Abbott & Co are going to cause the mother and father of all recessions—be prepared!
User avatar
HBS Guy
Tractors to Australia
 
Posts: 47453
Joined: 27 Oct 2009, 15:37

Re: Gardening

Postby HBS Guy » 09 Aug 2018, 00:13

Swales I reckon 600mm wide, 450mm deep between rows 1&2, 2&3, 3&4 and 4&5 with dug up clay dumped on rows 1, 2, 3, 4. Hmm will need another swale on the house side of row 5.

But the dup up clay + weeds dug up will go over the top of all the compost and sheepshit and blood & bone etc I spread out and dug in.

So no swales.
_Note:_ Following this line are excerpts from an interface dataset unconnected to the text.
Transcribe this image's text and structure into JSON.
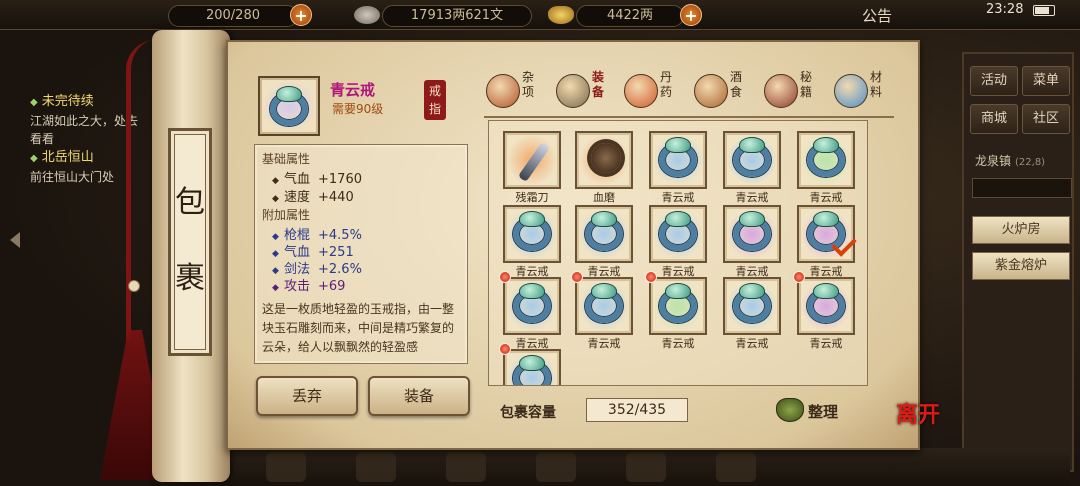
{
  "topbar": {
    "stamina_text": "200/280",
    "copper_text": "17913两621文",
    "silver_text": "4422两",
    "notice_label": "公告",
    "clock": "23:28"
  },
  "quest": {
    "q1_title": "未完待续",
    "q1_desc": "江湖如此之大，处去看看",
    "q2_title": "北岳恒山",
    "q2_desc": "前往恒山大门处"
  },
  "right_menu": {
    "btn_activity": "活动",
    "btn_menu": "菜单",
    "btn_shop": "商城",
    "btn_community": "社区",
    "location": "龙泉镇",
    "coord": "(22,8)",
    "btn_fire_house": "火炉房",
    "btn_purple_furnace": "紫金熔炉"
  },
  "scroll": {
    "ch1": "包",
    "ch2": "裹"
  },
  "selected_item": {
    "name": "青云戒",
    "requirement": "需要90级",
    "type_tag": "戒指",
    "base_title": "基础属性",
    "base_attrs": [
      {
        "name": "气血",
        "value": "+1760"
      },
      {
        "name": "速度",
        "value": "+440"
      }
    ],
    "extra_title": "附加属性",
    "extra_attrs": [
      {
        "name": "枪棍",
        "value": "+4.5%"
      },
      {
        "name": "气血",
        "value": "+251"
      },
      {
        "name": "剑法",
        "value": "+2.6%"
      },
      {
        "name": "攻击",
        "value": "+69"
      }
    ],
    "description": "这是一枚质地轻盈的玉戒指，由一整块玉石雕刻而来，中间是精巧繁复的云朵，给人以飘飘然的轻盈感"
  },
  "actions": {
    "discard": "丢弃",
    "equip": "装备"
  },
  "tabs": [
    {
      "label": "杂项",
      "icon": "jar-icon",
      "color": "#b3552a"
    },
    {
      "label": "装备",
      "icon": "weapons-icon",
      "color": "#7a6a4a"
    },
    {
      "label": "丹药",
      "icon": "pills-icon",
      "color": "#d05a2a"
    },
    {
      "label": "酒食",
      "icon": "wine-food-icon",
      "color": "#a8642c"
    },
    {
      "label": "秘籍",
      "icon": "books-icon",
      "color": "#8e3a2a"
    },
    {
      "label": "材料",
      "icon": "crystal-icon",
      "color": "#4c8fc8"
    }
  ],
  "inventory": [
    {
      "name": "残霜刀",
      "icon": "blade-icon",
      "aura": "#f1a96a",
      "red_dot": false,
      "checked": false
    },
    {
      "name": "血磨",
      "icon": "mace-icon",
      "aura": "#f1a96a",
      "red_dot": false,
      "checked": false
    },
    {
      "name": "青云戒",
      "icon": "ring-icon",
      "aura": "#a8cbe8",
      "red_dot": false,
      "checked": false
    },
    {
      "name": "青云戒",
      "icon": "ring-icon",
      "aura": "#a8cbe8",
      "red_dot": false,
      "checked": false
    },
    {
      "name": "青云戒",
      "icon": "ring-icon",
      "aura": "#b9e3a8",
      "red_dot": false,
      "checked": false
    },
    {
      "name": "青云戒",
      "icon": "ring-icon",
      "aura": "#a8cbe8",
      "red_dot": false,
      "checked": false
    },
    {
      "name": "青云戒",
      "icon": "ring-icon",
      "aura": "#a8cbe8",
      "red_dot": false,
      "checked": false
    },
    {
      "name": "青云戒",
      "icon": "ring-icon",
      "aura": "#a8cbe8",
      "red_dot": false,
      "checked": false
    },
    {
      "name": "青云戒",
      "icon": "ring-icon",
      "aura": "#d7a8e0",
      "red_dot": false,
      "checked": false
    },
    {
      "name": "青云戒",
      "icon": "ring-icon",
      "aura": "#d7a8e0",
      "red_dot": false,
      "checked": true
    },
    {
      "name": "青云戒",
      "icon": "ring-icon",
      "aura": "#a8cbe8",
      "red_dot": true,
      "checked": false
    },
    {
      "name": "青云戒",
      "icon": "ring-icon",
      "aura": "#a8cbe8",
      "red_dot": true,
      "checked": false
    },
    {
      "name": "青云戒",
      "icon": "ring-icon",
      "aura": "#b9e3a8",
      "red_dot": true,
      "checked": false
    },
    {
      "name": "青云戒",
      "icon": "ring-icon",
      "aura": "#a8cbe8",
      "red_dot": false,
      "checked": false
    },
    {
      "name": "青云戒",
      "icon": "ring-icon",
      "aura": "#d7a8e0",
      "red_dot": true,
      "checked": false
    },
    {
      "name": "",
      "icon": "ring-icon",
      "aura": "#a8cbe8",
      "red_dot": true,
      "checked": false
    }
  ],
  "capacity": {
    "label": "包裹容量",
    "value": "352/435"
  },
  "sort_label": "整理",
  "close_label": "离开"
}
Saves me some $$$, always welcome.

Will make mounds where trees will go with some more coarse sand, more compost, biochar and bought good loam. When I add understory plants the mounds will look more like berms. Can dig swales at my leisure once I am living there, buy a rotary hoe, run it 3-4 times shovelling the clay to widen the mounds a bit.
Abbott & Co are going to cause the mother and father of all recessions—be prepared!
User avatar
HBS Guy
Tractors to Australia
 
Posts: 47453
Joined: 27 Oct 2009, 15:37

Re: Gardening

Postby Sprintcyclist » 09 Aug 2018, 08:24

Why the swales between rows of trees?
Sprintcyclist
Jack Russell
 
Posts: 102
Joined: 16 Jul 2018, 08:14
spamone: Animal

PreviousNext

Return to Off Topic

Who is online

Users browsing this forum: No registered users and 2 guests

cron